Metal detector specialists combed the historic grounds looking for traces of President Madison's stable – and what they've found is impressive.
Chuck Smalley's years of experience metal detecting brought him to the Montpelier dig.
"I've been doing it for 42 years. I'm a treasure hunter, a gold prospector, and I've gotten into this through working with archaeologists,” said Smalley.
Smalley and other specialists from across the country helped archaeologists identify where James Madison's stable used to be.
"We have the entire area gridded out in 10-foot by 10-foot squares and we've ridded a 600-foot by 600-foot area out and we're sweeping all of those 10-foot squares,” said Matthew Reeves, director of archaeology.
"We're trying to locate the deeper hits which are mostly iron around the stable area,” said Dennis Bjorklund, metal detector specialist.
Surveying teams measure the dimensions and the detector specialists take care of the rest, including meticulously marking each find.
"The green flags are historic nails that we've found, the red are horseshoe and horseshoe nails and then the blue are other artifacts,” said Reeves.
After seven days on the ground, the site is covered in the color-coded flags.
"We've got about 1,200 historic artifacts that we've recovered out there,” said Reeves.
Participants say the dig is a great way to merge their hobbies with history.
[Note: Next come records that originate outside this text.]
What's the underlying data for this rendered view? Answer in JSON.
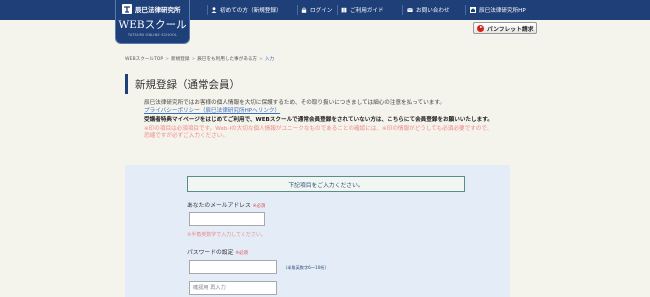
{
  "header": {
    "brand_name": "辰巳法律研究所",
    "product": "WEBスクール",
    "tagline": "TATSUMI ONLINE SCHOOL",
    "nav": [
      {
        "label": "初めての方（新規登録）",
        "icon": "person-icon"
      },
      {
        "label": "ログイン",
        "icon": "lock-icon"
      },
      {
        "label": "ご利用ガイド",
        "icon": "book-icon"
      },
      {
        "label": "お問い合わせ",
        "icon": "mail-icon"
      },
      {
        "label": "辰巳法律研究所HP",
        "icon": "home-icon"
      }
    ],
    "pamphlet_button": "パンフレット請求"
  },
  "breadcrumb": {
    "items": [
      "WEBスクールTOP",
      "新規登録",
      "辰巳をも利用した事がある方",
      "入力"
    ]
  },
  "main": {
    "title": "新規登録（通常会員）",
    "intro": "辰巳法律研究所ではお客様の個人情報を大切に保護するため、その取り扱いにつきましては細心の注意を払っています。",
    "privacy_link": "プライバシーポリシー（辰巳法律研究所HPへリンク）",
    "member_note": "受講者特典マイページをはじめてご利用で、WEBスクールで通常会員登録をされていない方は、こちらにて会員登録をお願いいたします。",
    "warning_lines": [
      "※印の項目は必須項目です。Web-Iの大切な個人情報がユニークなものであることの確認には、※印の情報がどうしても必須必要ですので、",
      "恐縮ですが必ずご入力ください。",
      ""
    ]
  },
  "form": {
    "notice": "下記項目をご入力ください。",
    "email_label": "あなたのメールアドレス",
    "required_mark": "※必須",
    "email_value": "",
    "email_hint": "※半角英数字で入力してください。",
    "password_label": "パスワードの設定",
    "password_value": "",
    "password_hint": "（半角英数字6～10桁）",
    "password_confirm_placeholder": "確認用 再入力"
  },
  "colors": {
    "header_bg": "#1f3f78",
    "link": "#3a6fc0",
    "warning": "#f08a8a",
    "panel_bg": "#e3ecf7"
  }
}
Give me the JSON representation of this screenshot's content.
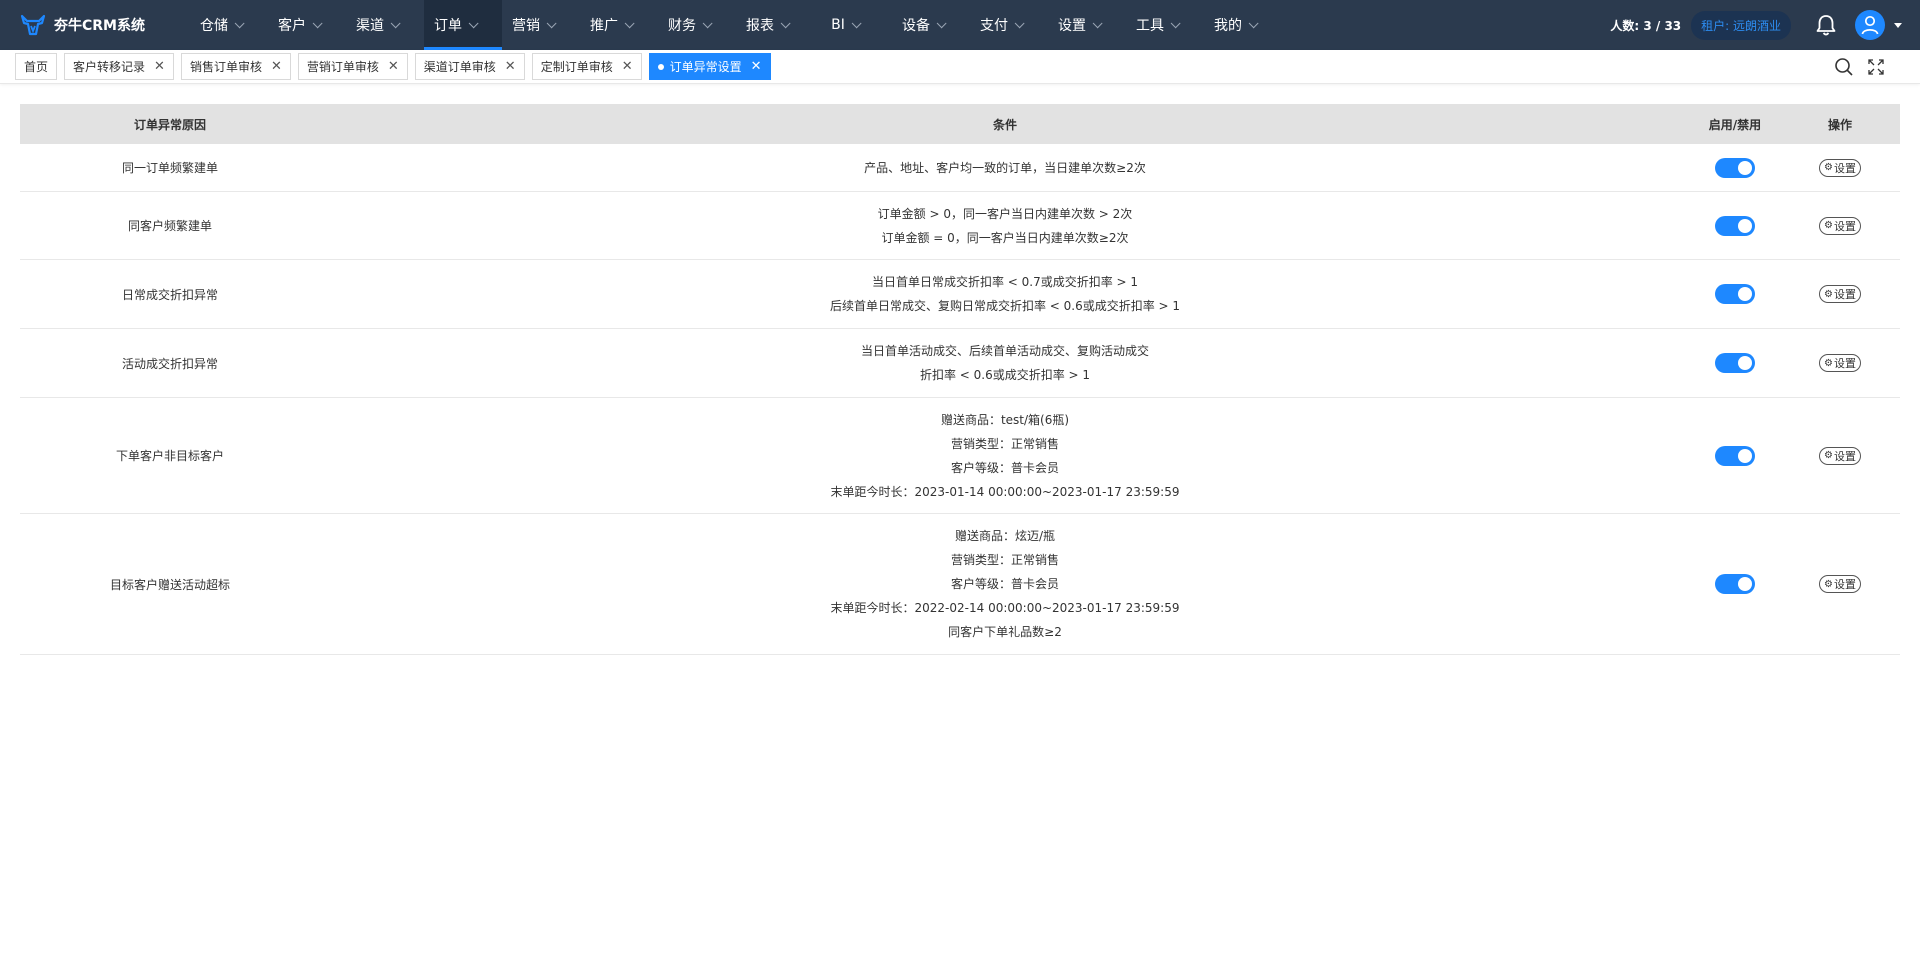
{
  "app": {
    "title": "夯牛CRM系统"
  },
  "nav": {
    "items": [
      {
        "label": "仓储",
        "active": false
      },
      {
        "label": "客户",
        "active": false
      },
      {
        "label": "渠道",
        "active": false
      },
      {
        "label": "订单",
        "active": true
      },
      {
        "label": "营销",
        "active": false
      },
      {
        "label": "推广",
        "active": false
      },
      {
        "label": "财务",
        "active": false
      },
      {
        "label": "报表",
        "active": false
      },
      {
        "label": "BI",
        "active": false
      },
      {
        "label": "设备",
        "active": false
      },
      {
        "label": "支付",
        "active": false
      },
      {
        "label": "设置",
        "active": false
      },
      {
        "label": "工具",
        "active": false
      },
      {
        "label": "我的",
        "active": false
      }
    ],
    "headcount": "人数: 3 / 33",
    "tenant": "租户: 远朗酒业"
  },
  "tabs": [
    {
      "label": "首页",
      "closable": false,
      "active": false
    },
    {
      "label": "客户转移记录",
      "closable": true,
      "active": false
    },
    {
      "label": "销售订单审核",
      "closable": true,
      "active": false
    },
    {
      "label": "营销订单审核",
      "closable": true,
      "active": false
    },
    {
      "label": "渠道订单审核",
      "closable": true,
      "active": false
    },
    {
      "label": "定制订单审核",
      "closable": true,
      "active": false
    },
    {
      "label": "订单异常设置",
      "closable": true,
      "active": true
    }
  ],
  "table": {
    "headers": {
      "reason": "订单异常原因",
      "condition": "条件",
      "enabled": "启用/禁用",
      "action": "操作"
    },
    "action_label": "设置",
    "rows": [
      {
        "reason": "同一订单频繁建单",
        "conditions": [
          "产品、地址、客户均一致的订单，当日建单次数≥2次"
        ],
        "enabled": true
      },
      {
        "reason": "同客户频繁建单",
        "conditions": [
          "订单金额 > 0，同一客户当日内建单次数 > 2次",
          "订单金额 = 0，同一客户当日内建单次数≥2次"
        ],
        "enabled": true
      },
      {
        "reason": "日常成交折扣异常",
        "conditions": [
          "当日首单日常成交折扣率 < 0.7或成交折扣率 > 1",
          "后续首单日常成交、复购日常成交折扣率 < 0.6或成交折扣率 > 1"
        ],
        "enabled": true
      },
      {
        "reason": "活动成交折扣异常",
        "conditions": [
          "当日首单活动成交、后续首单活动成交、复购活动成交",
          "折扣率 < 0.6或成交折扣率 > 1"
        ],
        "enabled": true
      },
      {
        "reason": "下单客户非目标客户",
        "conditions": [
          "赠送商品：test/箱(6瓶)",
          "营销类型：正常销售",
          "客户等级：普卡会员",
          "末单距今时长：2023-01-14 00:00:00~2023-01-17 23:59:59"
        ],
        "enabled": true
      },
      {
        "reason": "目标客户赠送活动超标",
        "conditions": [
          "赠送商品：炫迈/瓶",
          "营销类型：正常销售",
          "客户等级：普卡会员",
          "末单距今时长：2022-02-14 00:00:00~2023-01-17 23:59:59",
          "同客户下单礼品数≥2"
        ],
        "enabled": true
      }
    ]
  },
  "colors": {
    "nav_bg": "#2b3a4e",
    "accent": "#1e88ff",
    "table_header_bg": "#e2e2e2"
  }
}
"When you first start out you're looking for coins and stuff and then all the sudden some things that may be historic start to pop up and you're looking at this thing and now we have an avenue to work with the archaeologists,” said Smalley.
The director says the next major excavation project will be in the late spring to find traces of old slave quarters.